One area of real concern in the eastern part of NW KS just got from 1.15 to 2 inches of rain this morning. The wheat was having "blue outs" , underneath browning and needed this rain desperately. Kind of centered in the Plainville area, but was a fairly large area.
04-27-2012 05:28 PM
Even though the Palouse has about the best conditions on the globe for winter wheat, 'blueing' on clay ridges and thin ground are well known, though we haven't seen much of it for a few years. When you get browning there is usually permanent damage. We don't often get saving rains in the summer.
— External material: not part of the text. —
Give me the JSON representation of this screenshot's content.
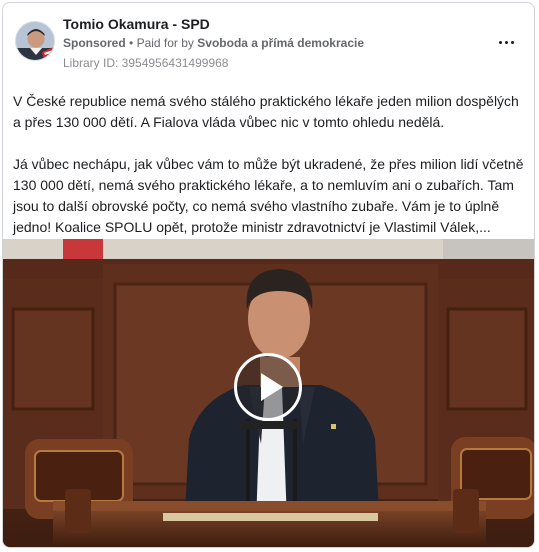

However, the worst drought in Palouse history still meant 37 bu winter wheat. That was a good looking crop that just shut down in 3 days time. No subsoil moisture.
05-03-2012 11:19 PM
??Winter wheat turning brown is for lack of subsoil moisture"" where, how much, no crop any yr is perfect. Trend yields are not perfection buy avg.
"push seasonals" seasonals offer a natural edge, on avg, in this time period X tends to happens.
Wheat priced s feed, what if feed goes down or DEc corn is undr 5$. Not far away.
Wheat has been falling for a long time, a long time. When does teh findamental become clear?
Once unknowns are known, the mkt bottoms in a good year.
It doesn't then start down it is then already down.
eastern C belt. SRW looks good, out east. fwiw Ptitch,
has price alredy dialied it in ? or not even close.
05-03-2012 11:23 PM
Mr Palouser, Noted your conditions are always very good.
Why do you see production issues risk of rising? Is it equal odds, issues lessen ?
Have heard others speak as you have, exceptional times, except they fear the risk is downside. More 4-5$ Wheat, similar to the $2-3 for yrs a decade + ago. Price is egging on production.
I hope it bottomed today, but doubt it.